Looking back, the faithfulness of those folks still amazes me. My head knows they were God's hands extended and that their blessing upon my family was incalculable. I often told myself my situation was temporary. I would walk again. It would be 6 months before I stood alone on my own 2 feet, but I would walk again. Maybe, just maybe I'd run up the stairs again. Funny, after I had mowed our 3/4 of an acre the day before I fell, I had spent a lot of time patting myself on the back for being such a tough old broad.

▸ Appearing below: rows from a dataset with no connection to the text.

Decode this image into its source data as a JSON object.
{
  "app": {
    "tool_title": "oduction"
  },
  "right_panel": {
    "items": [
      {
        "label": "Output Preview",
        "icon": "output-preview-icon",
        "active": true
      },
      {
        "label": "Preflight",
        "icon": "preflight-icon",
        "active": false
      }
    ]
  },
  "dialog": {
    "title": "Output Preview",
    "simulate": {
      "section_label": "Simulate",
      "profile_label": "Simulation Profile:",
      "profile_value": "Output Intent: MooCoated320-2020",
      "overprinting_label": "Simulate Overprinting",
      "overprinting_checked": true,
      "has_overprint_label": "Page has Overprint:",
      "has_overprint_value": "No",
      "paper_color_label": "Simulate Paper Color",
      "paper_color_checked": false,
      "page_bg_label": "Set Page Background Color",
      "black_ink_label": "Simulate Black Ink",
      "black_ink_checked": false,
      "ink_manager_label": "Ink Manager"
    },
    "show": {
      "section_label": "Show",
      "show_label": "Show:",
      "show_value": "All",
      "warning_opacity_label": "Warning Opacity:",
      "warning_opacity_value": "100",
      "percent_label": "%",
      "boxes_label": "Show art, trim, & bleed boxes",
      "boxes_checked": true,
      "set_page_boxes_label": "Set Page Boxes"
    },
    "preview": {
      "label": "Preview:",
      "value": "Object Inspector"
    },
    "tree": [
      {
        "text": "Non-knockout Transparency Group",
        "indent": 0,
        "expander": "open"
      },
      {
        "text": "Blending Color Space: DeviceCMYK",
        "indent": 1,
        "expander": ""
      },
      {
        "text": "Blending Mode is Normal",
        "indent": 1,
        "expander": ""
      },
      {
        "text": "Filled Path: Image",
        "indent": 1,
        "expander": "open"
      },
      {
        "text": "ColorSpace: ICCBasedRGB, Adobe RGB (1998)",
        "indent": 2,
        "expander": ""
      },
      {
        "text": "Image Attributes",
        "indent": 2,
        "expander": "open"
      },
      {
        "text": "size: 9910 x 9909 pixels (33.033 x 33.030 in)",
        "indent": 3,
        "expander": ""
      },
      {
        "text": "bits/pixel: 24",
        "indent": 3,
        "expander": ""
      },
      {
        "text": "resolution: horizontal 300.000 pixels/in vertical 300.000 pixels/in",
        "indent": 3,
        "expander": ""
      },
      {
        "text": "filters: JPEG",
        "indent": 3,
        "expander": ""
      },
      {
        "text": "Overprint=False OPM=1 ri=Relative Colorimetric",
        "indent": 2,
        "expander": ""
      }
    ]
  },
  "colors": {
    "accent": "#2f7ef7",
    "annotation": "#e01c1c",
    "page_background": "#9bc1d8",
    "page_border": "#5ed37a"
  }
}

Son #1 said, "Mom...you know what they say...pride go-eth before a fall." Sigh...apparently, the saying, "From your lips to God's ears" also applies when we least expect or want.
Even tho' my head knew all these lovely and true things about my friends being God's hands extended, my heart...was not in the game anymore. I looked at my bookcase full of treasured books by Elizabeth George, Kay Arthur, Beth Moore, Donna Partow and all the others. I looked at my multiple translations of the Bible. I couldn't bear to look for long. I could no more make my way to that bookcase using my walker than I could get out of the house without help. I have never, never felt so lonely, forlorn, and abandoned in all my life.
The cheerleader in me was scathing. She poked. She prodded. She cajoled. She sermonized. She berated. I was numb, and her words had no effect. I had lost my heart and my good God, and I not only didn't know where or how to look for them, I couldn't even work up the gumption to try.
|Courtesy Mad Penguin Creative|
What about you, fraidy cat? Where is/was your breaking point? Everyone has one, I think. I used to think my life was so weird that no one could understand. Then, I went to the writer's conference and heard stories that make mine pale. In fact, a former runner up to Miss America told how her own brother-in-law had shot at her only a short while before the conference in 2010. Hah! I didn't get the chance to meet her, but I didn't have to. I knew she'd 'get me' in a skinny minute. Another keynote speaker told us, "As a writer, I don't have crises, I have anecdotes." Lord knows, I've got a million of 'em, I feel like. I am humbled that you keep coming back to share them. Some days you come in droves. Some days you come in a trickle. But come, you do. And, I thank you for it.
|Courtesy Mad Penguin Creative|
Ezekiel 36:26 (KJV c. 1769)
A new heart also will I give you, and a new spirit will I put within you: and I will take away the stony heart out of your flesh, and I will give you an heart of flesh.